It’s impossible to miss Cam Brown.
During Penn State’s media day earlier this month, the junior milled around the home-side bench — nearly a full head taller than some of his linebacker teammates, such as 5-foot-9 walk-on Frank Di Leo.
At 6-foot-5 and 223 pounds, Brown is an imposing presence. He’s the second-tallest linebacker in the Big Ten — behind Wisconsin’s 6-foot-6 reserve Izayah Green-May — and he’s the tallest linebacker that Penn State’s had in at least the last decade.
His teammates believe he’s about to be noticed in a big way this season.
“He’s 6-5, but he plays really low,” said starting middle linebacker Jan Johnson, a full three inches shorter than Brown. “He’s fast, he’s physical, and he’s done excellent work in the offseason to perfect his craft.”
Brown has been a defensive afterthought the last two seasons. As a backup last year, he finished 11th on the team in tackles with 31. And he started just two games in his career, the last of which was Oct. 8, 2016 against Maryland.
But he’s been a popular choice, by players and reporters alike, to break out in 2018. His length allows him to key in on tight ends that few SAM linebackers can, and his work this offseason — such as increasing his time in the film room — has improved his speed and reaction time.
All that led James Franklin to offer some strong words leading up to Saturday’s season opener against Appalachian State. The head coach — who needs to glance up at least four inches to meet Brown’s eye level — declared on Tuesday that Brown has “differentiated himself and separated himself a little bit from the pack.”
His teammates don’t seem surprised.
“Cam Brown has a very big year coming up,” backup linebacker Ellis Brooks said. “He’s a very hard worker, and he’s going to have a chance to showcase what he brings to the table. You didn’t get to see a lot of him earlier, but he’s going to have a good year.”
A great season for Brown also means a good season for the reserves. Brown has taken it upon himself to become more vocal. He’s no Jason Cabinda replacement, but during practices he routinely pulls younger players aside to explain what to tweak and how to improve.
Just about the only time he’s angered his teammates is when he adopted a puppy — one, according to safety Garrett Taylor, that his roommates discovered was not potty-trained. Outside of that incident, this position group looks up to him — both literally and figuratively.
“What he’s done is taken that leadership role,” cornerback Amani Oruwariye said. “He’s been mentoring those younger guys, trying to bring them up to scale to where he is and it’s paid dividends.”
Brown says he feels stronger and faster than ever, and he takes offense at anyone who believes linebacker remains a question mark. The 6-foot-5 ‘backer vowed he’s about to stand out, and not just because of the height difference.

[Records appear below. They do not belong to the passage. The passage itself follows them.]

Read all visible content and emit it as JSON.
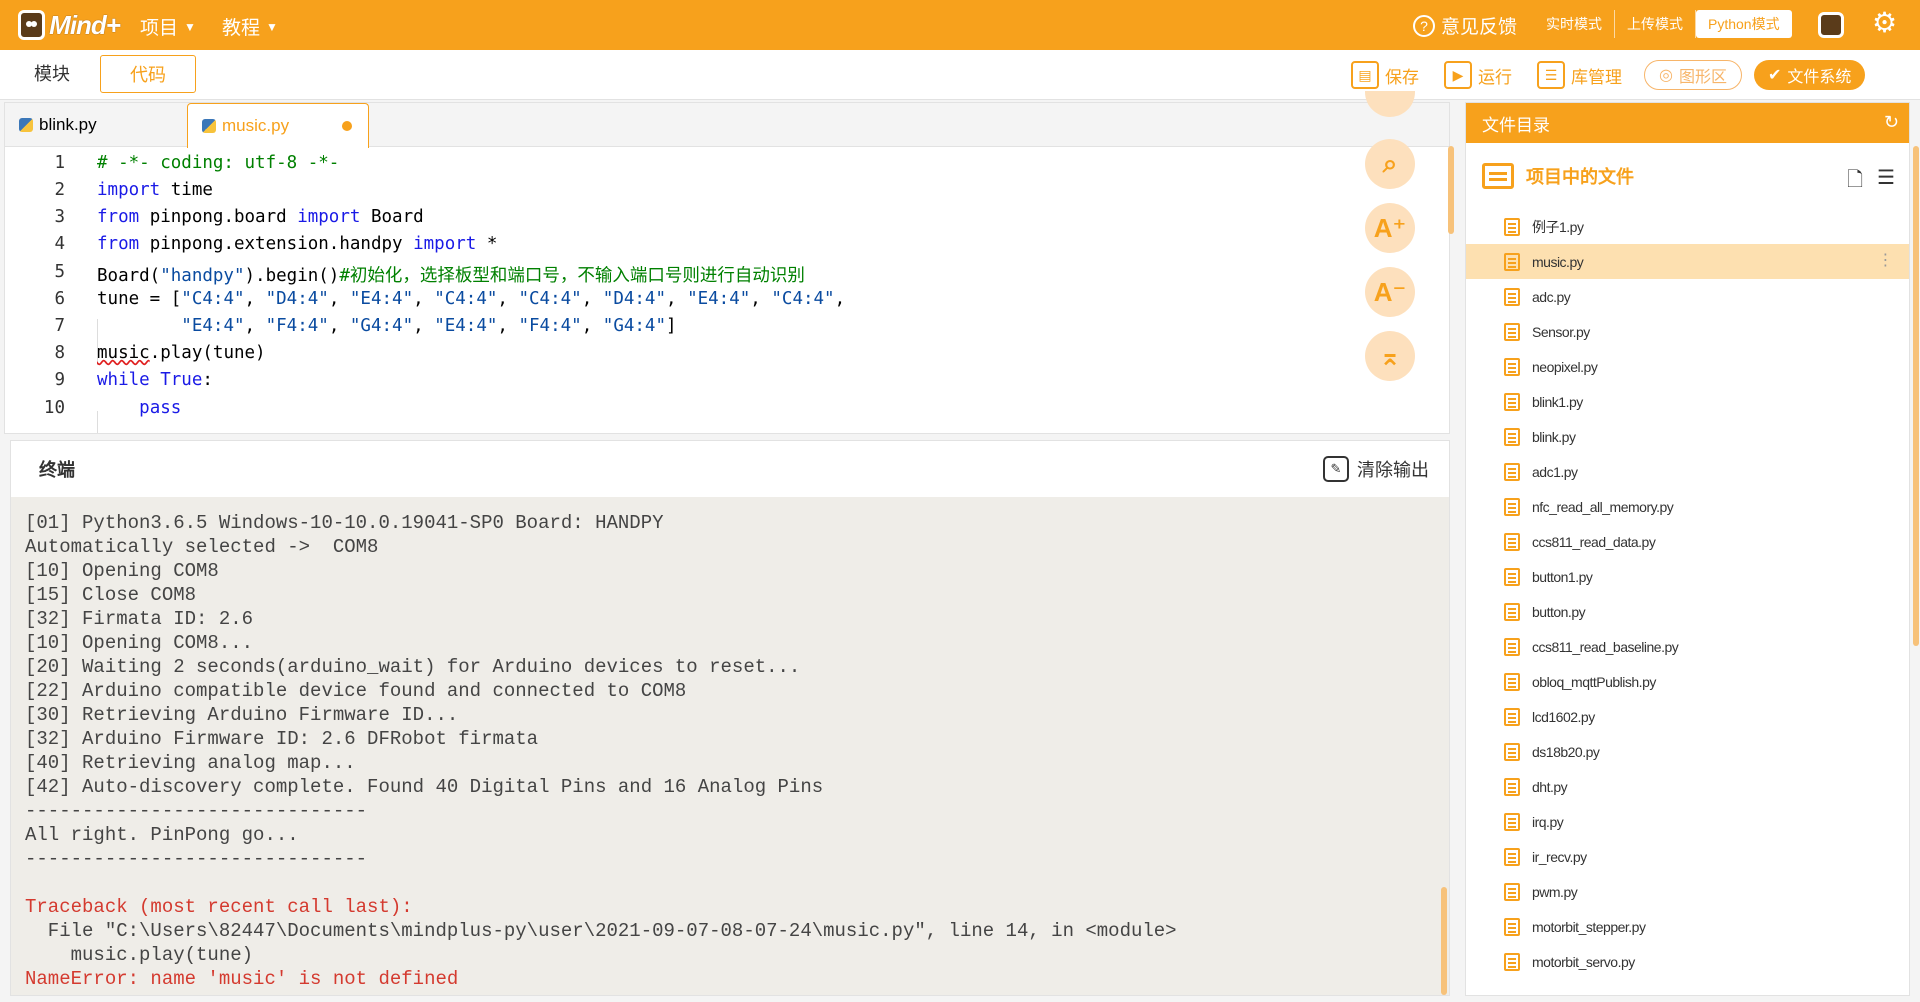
{
  "app": {
    "logo_text": "Mind+",
    "menu": [
      {
        "label": "项目"
      },
      {
        "label": "教程"
      }
    ],
    "feedback": "意见反馈",
    "modes": [
      "实时模式",
      "上传模式",
      "Python模式"
    ]
  },
  "toolbar": {
    "segments": [
      "模块",
      "代码"
    ],
    "save": "保存",
    "run": "运行",
    "libs": "库管理",
    "graphics": "图形区",
    "filesystem": "文件系统"
  },
  "editor": {
    "tabs": [
      {
        "label": "blink.py"
      },
      {
        "label": "music.py"
      }
    ],
    "line_numbers": [
      "1",
      "2",
      "3",
      "4",
      "5",
      "6",
      "7",
      "8",
      "9",
      "10"
    ]
  },
  "terminal": {
    "title": "终端",
    "clear": "清除输出",
    "lines": [
      "[01] Python3.6.5 Windows-10-10.0.19041-SP0 Board: HANDPY",
      "Automatically selected ->  COM8",
      "[10] Opening COM8",
      "[15] Close COM8",
      "[32] Firmata ID: 2.6",
      "[10] Opening COM8...",
      "[20] Waiting 2 seconds(arduino_wait) for Arduino devices to reset...",
      "[22] Arduino compatible device found and connected to COM8",
      "[30] Retrieving Arduino Firmware ID...",
      "[32] Arduino Firmware ID: 2.6 DFRobot firmata",
      "[40] Retrieving analog map...",
      "[42] Auto-discovery complete. Found 40 Digital Pins and 16 Analog Pins",
      "------------------------------",
      "All right. PinPong go...",
      "------------------------------",
      ""
    ],
    "error_lines": [
      "Traceback (most recent call last):",
      "  File \"C:\\Users\\82447\\Documents\\mindplus-py\\user\\2021-09-07-08-07-24\\music.py\", line 14, in <module>",
      "    music.play(tune)",
      "NameError: name 'music' is not defined"
    ]
  },
  "files": {
    "title": "文件目录",
    "project": "项目中的文件",
    "items": [
      "例子1.py",
      "music.py",
      "adc.py",
      "Sensor.py",
      "neopixel.py",
      "blink1.py",
      "blink.py",
      "adc1.py",
      "nfc_read_all_memory.py",
      "ccs811_read_data.py",
      "button1.py",
      "button.py",
      "ccs811_read_baseline.py",
      "obloq_mqttPublish.py",
      "lcd1602.py",
      "ds18b20.py",
      "dht.py",
      "irq.py",
      "ir_recv.py",
      "pwm.py",
      "motorbit_stepper.py",
      "motorbit_servo.py"
    ],
    "selected": "music.py"
  }
}
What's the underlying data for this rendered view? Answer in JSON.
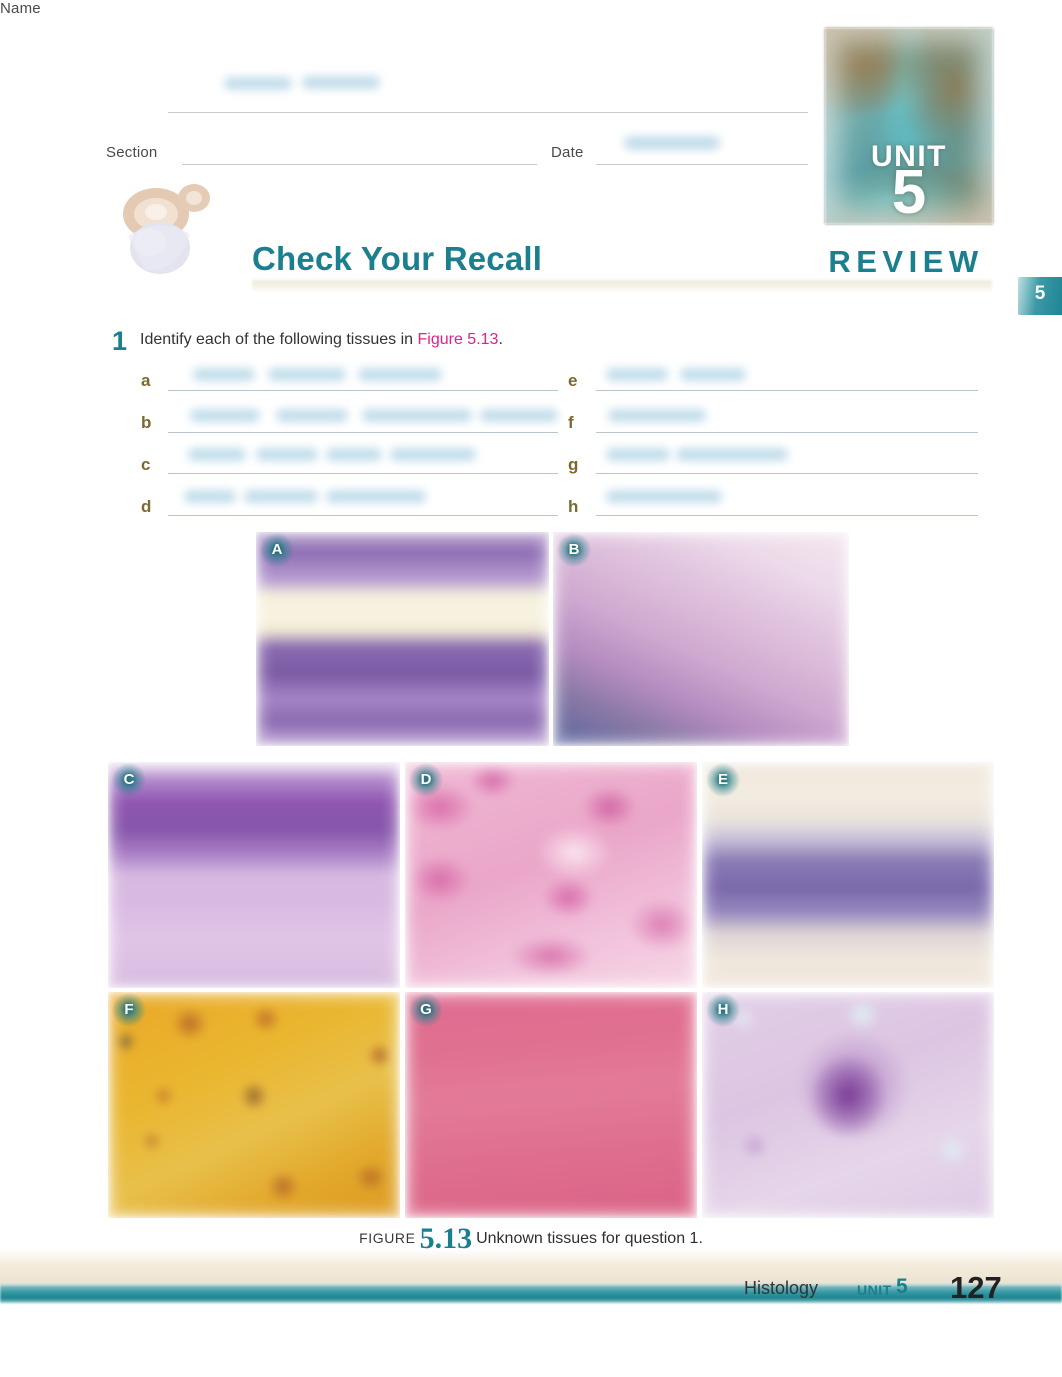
{
  "header": {
    "name_label": "Name",
    "section_label": "Section",
    "date_label": "Date",
    "name_value": "",
    "section_value": "",
    "date_value": ""
  },
  "unit_badge": {
    "unit_word": "UNIT",
    "unit_number": "5",
    "review_word": "REVIEW",
    "side_tab_number": "5",
    "accent_color": "#1a7f8e"
  },
  "section_heading": {
    "title": "Check Your Recall",
    "icon": "brain-head-icon"
  },
  "question": {
    "number": "1",
    "text_before": "Identify each of the following tissues in ",
    "figure_reference": "Figure 5.13",
    "text_after": ".",
    "figure_ref_color": "#e0218a",
    "answers": [
      {
        "letter": "a",
        "value": ""
      },
      {
        "letter": "b",
        "value": ""
      },
      {
        "letter": "c",
        "value": ""
      },
      {
        "letter": "d",
        "value": ""
      },
      {
        "letter": "e",
        "value": ""
      },
      {
        "letter": "f",
        "value": ""
      },
      {
        "letter": "g",
        "value": ""
      },
      {
        "letter": "h",
        "value": ""
      }
    ]
  },
  "figure": {
    "caption_word": "FIGURE",
    "caption_number": "5.13",
    "caption_text": "Unknown tissues for question 1.",
    "panels": [
      {
        "label": "A",
        "description": "purple-violet tissue with cream horizontal band"
      },
      {
        "label": "B",
        "description": "pale pink tissue with diagonal purple-blue band"
      },
      {
        "label": "C",
        "description": "dark purple band over pale mauve tissue"
      },
      {
        "label": "D",
        "description": "mottled pink tissue with magenta patches"
      },
      {
        "label": "E",
        "description": "red streaks, cream bands and violet regions"
      },
      {
        "label": "F",
        "description": "golden amber tissue with dark brown lacunae"
      },
      {
        "label": "G",
        "description": "uniform deep rose pink tissue"
      },
      {
        "label": "H",
        "description": "pale lavender tissue with large dark purple cell body"
      }
    ]
  },
  "footer": {
    "chapter": "Histology",
    "unit_label": "UNIT",
    "unit_number": "5",
    "page_number": "127"
  }
}
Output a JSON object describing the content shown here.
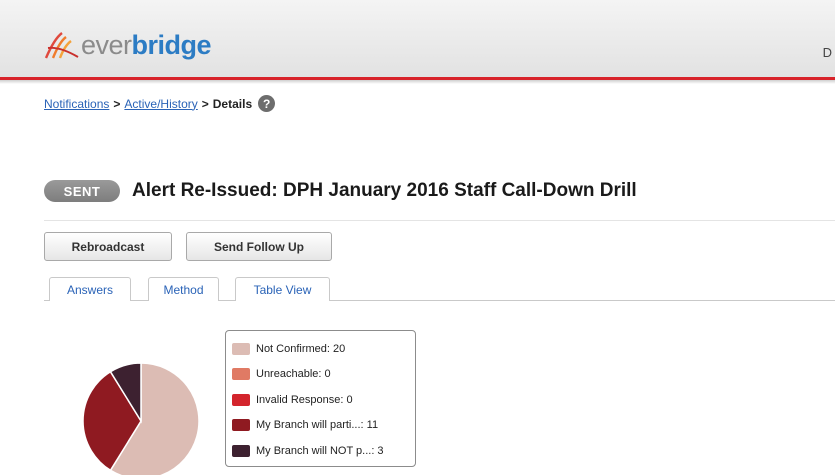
{
  "header": {
    "logo_ever": "ever",
    "logo_bridge": "bridge",
    "right_text": "D"
  },
  "breadcrumb": {
    "items": [
      "Notifications",
      "Active/History",
      "Details"
    ],
    "separator": ">",
    "help_icon": "?"
  },
  "notification": {
    "status": "SENT",
    "title": "Alert Re-Issued: DPH January 2016 Staff Call-Down Drill"
  },
  "actions": {
    "rebroadcast": "Rebroadcast",
    "follow_up": "Send Follow Up"
  },
  "tabs": [
    {
      "label": "Answers",
      "active": true
    },
    {
      "label": "Method",
      "active": false
    },
    {
      "label": "Table View",
      "active": false
    }
  ],
  "chart_data": {
    "type": "pie",
    "series": [
      {
        "name": "Not Confirmed",
        "label": "Not Confirmed: 20",
        "value": 20,
        "color": "#dcbcb4"
      },
      {
        "name": "Unreachable",
        "label": "Unreachable: 0",
        "value": 0,
        "color": "#e07a64"
      },
      {
        "name": "Invalid Response",
        "label": "Invalid Response: 0",
        "value": 0,
        "color": "#d3242c"
      },
      {
        "name": "My Branch will parti...",
        "label": "My Branch will parti...: 11",
        "value": 11,
        "color": "#8f1a21"
      },
      {
        "name": "My Branch will NOT p...",
        "label": "My Branch will NOT p...: 3",
        "value": 3,
        "color": "#3d2130"
      }
    ],
    "legend_position": "right"
  }
}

Unlike last year, he’s not taking a “next man up” approach.
“I feel like I’m playing with a lot more confidence,” Brown said. “I have to play with more confidence this year. And I feel I should be — I’ll be the first man up.”